But perhaps the most ominous long-term trend in the Corn Belt is what's known as peak soil: The Midwest still boasts one of the greatest stores of topsoil on Earth. Left mostly unfarmed for millennia, it was enriched by interactions between carbon-sucking prairie grasses and mobs of grass-chomping ruminants. But since settlers first started working the land in the 1800s, we've been squandering that treasure. Iowa, for example, has lost fully one-half—and counting—of its topsoil, on average, since the prairie came under the plow. According to University of Washington soil scientist David Montgomery, author of Dirt: The Erosion of Civilizations, it takes between 700 and 1,500 years to generate an inch of topsoil under natural conditions. Cornell agricultural scientist David Pimentel reckons that "90 percent of US cropland now is losing soil faster than its sustainable replacement rate." Soil, as Americans learned in the Dust Bowl, is not a renewable resource, at least on the scale of human lifetimes.
Then there's climate change itself. Under natural conditions—think forests or grasslands—soil acts as a sponge for carbon dioxide, sucking it in through plant respiration and storing a little more each year than is lost to oxidation in the process of rotting. But under current farming practices, US farmland only acts as what the USDA has deemed a "modest carbon sink"—sequestering 4 million metric tons of carbon annually, a tiny fraction of total US greenhouse gas emissions.

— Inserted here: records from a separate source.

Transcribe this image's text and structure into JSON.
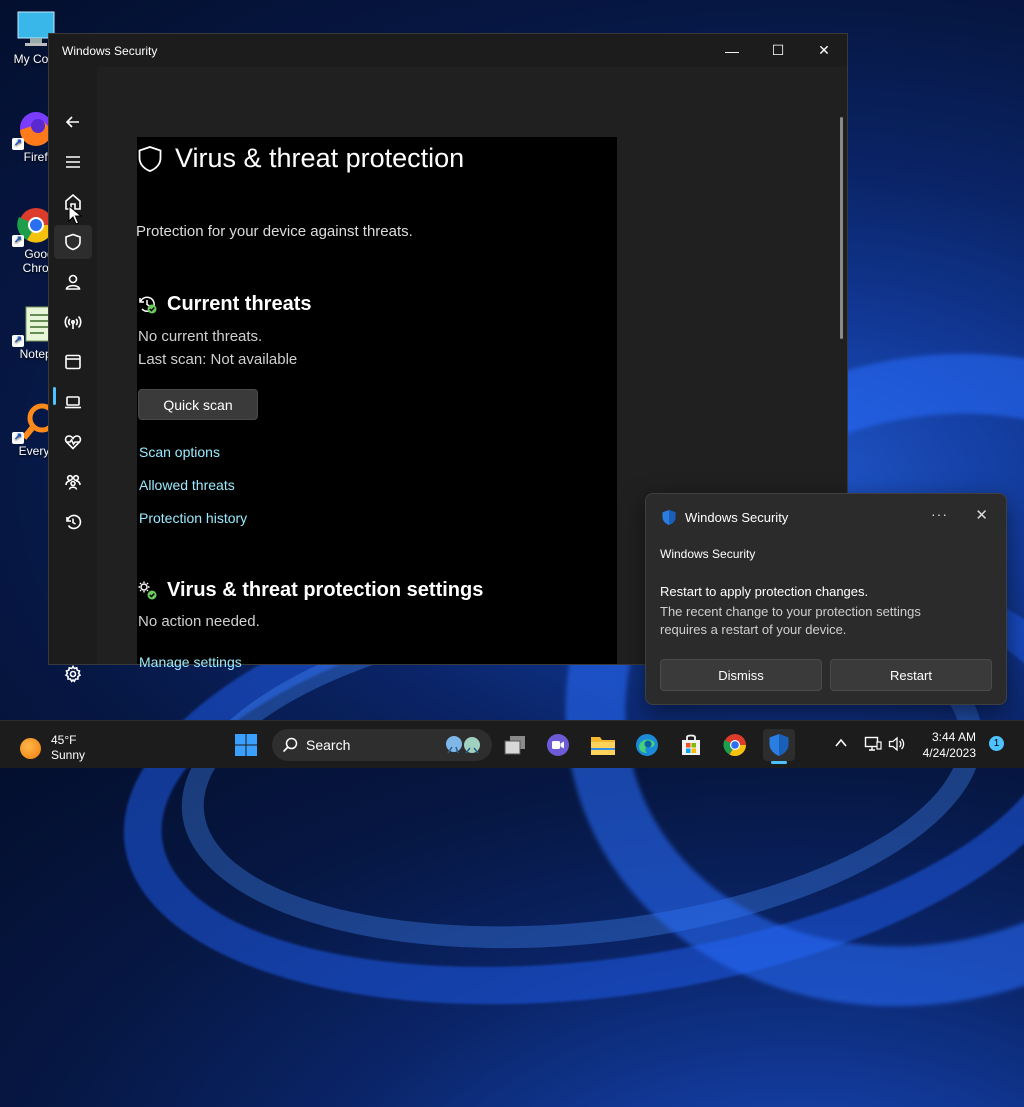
{
  "desktop": {
    "icons": [
      {
        "label": "My Com",
        "icon": "computer-icon"
      },
      {
        "label": "Firefo",
        "icon": "firefox-icon"
      },
      {
        "label": "Goog\nChron",
        "icon": "chrome-icon"
      },
      {
        "label": "Notepa",
        "icon": "notepad-icon"
      },
      {
        "label": "Everyth",
        "icon": "everything-icon"
      }
    ]
  },
  "window": {
    "title": "Windows Security",
    "controls": {
      "minimize": "—",
      "maximize": "☐",
      "close": "✕"
    }
  },
  "nav": {
    "items": [
      "back-icon",
      "menu-icon",
      "home-icon",
      "shield-icon",
      "person-icon",
      "wifi-icon",
      "app-browser-icon",
      "device-icon",
      "heart-icon",
      "family-icon",
      "history-icon",
      "settings-icon"
    ]
  },
  "page": {
    "title": "Virus & threat protection",
    "subtitle": "Protection for your device against threats.",
    "current_threats": {
      "heading": "Current threats",
      "status": "No current threats.",
      "last_scan": "Last scan: Not available",
      "quick_scan": "Quick scan",
      "links": [
        "Scan options",
        "Allowed threats",
        "Protection history"
      ]
    },
    "settings": {
      "heading": "Virus & threat protection settings",
      "status": "No action needed.",
      "link": "Manage settings"
    }
  },
  "toast": {
    "header": "Windows Security",
    "more": "···",
    "close": "✕",
    "app": "Windows Security",
    "message_title": "Restart to apply protection changes.",
    "message_body": "The recent change to your protection settings requires a restart of your device.",
    "dismiss": "Dismiss",
    "restart": "Restart"
  },
  "taskbar": {
    "weather_temp": "45°F",
    "weather_desc": "Sunny",
    "search_label": "Search",
    "time": "3:44 AM",
    "date": "4/24/2023",
    "notification_count": "1"
  },
  "colors": {
    "accent": "#4cc2ff",
    "link": "#99ebff",
    "window_bg": "#202020",
    "panel_bg": "#000000"
  }
}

The good news, says eminent soil scientist Rattan Lal of Ohio State University, is that if all US farms adopted Brandt-style agriculture, they could suck down as much as 25 times more carbon than they currently are—equivalent to taking nearly 10 percent of the US car fleet off the road. (Lal, a member of the Nobel-winning International Panel on Climate Change, is so impressed with Brandt's methods that he brought a group of 20 Australian farmers on a pilgrimage to Carroll two years ago, he tells me.)

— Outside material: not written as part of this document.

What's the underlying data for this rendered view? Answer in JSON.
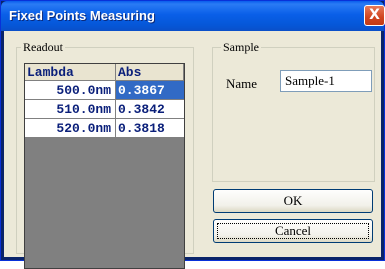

In the middle of his cornfield, holding a handful of loamy, black soil, Brandt explains that he habitually tests his dirt for organic matter. When he began renting this particular field two seasons before, its organic content stood at 0.25 percent—a pathetic reading in an area where, even in fields farmed conventionally, the level typically hovers between 1 and 2 percent. In just two years of intensive cover cropping, this field has risen to 1.25 percent. Within 10 years of his management style, he adds, his fields typically reach as high as 4 percent, and with more time can exceed 5 percent.
Building up organic matter is critical to keeping the heartland humming as the climate heats up. The severe drought that parched the Corn Belt last year—as well as the floods that have roared through in recent years—are a harbinger of what the 2013 National Climate Assessment calls a "rising incidence of weather extremes" that will have "increasingly negative impacts" on crop yields in the coming decades.
As Ohio State soil scientist Rafiq Islam explains, Brandt's legume cover crops, which trap nitrogen from the air and store it in nodules at their roots, allow him to grow nitrogen right on his farm, rather than importing it in the form of synthetic fertilizer. And the "complex biological systems" created by cover crops marginalize crop-chomping bugs and disease-causing organisms like molds—meaning fewer insecticides and fungicides.